Learn from the sadness
of a starless night.
Learn from the tears of a mother
near the grave of her son,
learn from the Lord Almighty
in the thundering sky
above Calvary,
learn from the Pharaoh
asleep near his first born
on a night
shattered by screams.
Learn from the swollen lips
of Africa's dark-eyed children,
learn from the families huddled silent
in Central America's countless graves,
learn from the shadows
on Nagasaki's walls,
learn from the toothless women
walking to Hitler's chambers.
Learn you shall not sacrifice
the weak.
Learn that sacrifice
in the name of freedom
leads not to the Promised Land
but to darkness.
Learn you shall not buy freedom
with another's death.

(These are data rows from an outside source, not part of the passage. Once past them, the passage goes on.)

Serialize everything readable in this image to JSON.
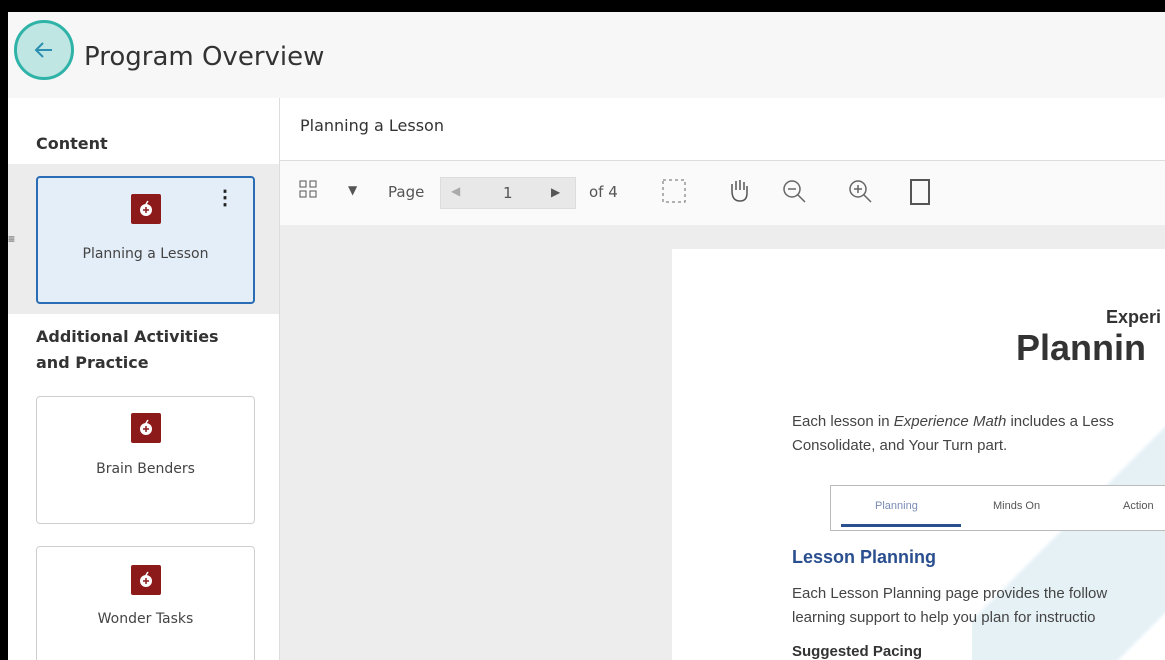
{
  "header": {
    "title": "Program Overview",
    "back_icon": "arrow-left-icon"
  },
  "sidebar": {
    "content_title": "Content",
    "additional_title": "Additional Activities and Practice",
    "content_items": [
      {
        "label": "Planning a Lesson",
        "selected": true
      }
    ],
    "additional_items": [
      {
        "label": "Brain Benders"
      },
      {
        "label": "Wonder Tasks"
      }
    ]
  },
  "main": {
    "doc_title": "Planning a Lesson",
    "toolbar": {
      "page_label": "Page",
      "page_value": "1",
      "page_total": "of 4"
    },
    "document": {
      "heading_small": "Experi",
      "heading_large": "Plannin",
      "intro_line1_prefix": "Each lesson in ",
      "intro_line1_em": "Experience Math",
      "intro_line1_suffix": " includes a Less",
      "intro_line2": "Consolidate, and Your Turn part.",
      "tabs": [
        "Planning",
        "Minds On",
        "Action"
      ],
      "section_heading": "Lesson Planning",
      "section_text1": "Each Lesson Planning page provides the follow",
      "section_text2": "learning support to help you plan for instructio",
      "subheading": "Suggested Pacing"
    }
  },
  "colors": {
    "accent": "#2fb3a8",
    "selected_border": "#2a6db5",
    "icon_bg": "#8c1a1a",
    "doc_heading": "#2a4f8f"
  }
}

Moses,
you did not want to serve,
living among gentle shepherds,
beholding a God
without voice,
without demands.
Until the flames
entranced you,
their righteous tongues
talking loudly
of bondage,
shouting
for freedom.
Long red tongues, licking
the barricaded front doors
of Egypt's dying children,
as God shielded his eyes
from the price of liberation.

Moses,
was it you
on the low cross,
wood still smoldering
from that lonely pasture?
Did you hear him cry out for his father
as the world grew still,
cry out for his father
as the world grew dark,
cry out for his father
until the pink ember heart
gave up its glow?
What is it we fear
that death becomes our weapon,
that children must die
to hallow our myths?
Who has taught us
and whom will we teach?
Learn you shall not buy freedom
with another's death.

© 2004 Anson Wright, from Sandstone Monastery

 

For the Hopi

I dreamed it was the last day of niman kachina.
I dreamed it was July 16, 1945
and the priests were in their kivas.
The walls of the kivas were shaking,
feathered altars were surrounded by bright lights,
pottery danced in the air.
I saw painted racers cowering at the foot of the mesas,
sacred tablets shattering beneath dried cornstalks,
fetuses twisting in their wombs.
I saw a spruce tree thrown to the ground,
a sandstone figure with a missing right arm,
white men with binoculars.
I heard talk of destruction,
talk of useless desert and Trinity site,
talk of a missing brother,
an Anglo-Saxon mystic,
a first ritual of power.
I heard talk of ceremonies with wine and brandy,
of a small people with dark eyes,
of a sacred land without water.
I awoke on a bed of corn
with rain on my cheeks.

© 2004 Anson Wright, from Sandstone Monastery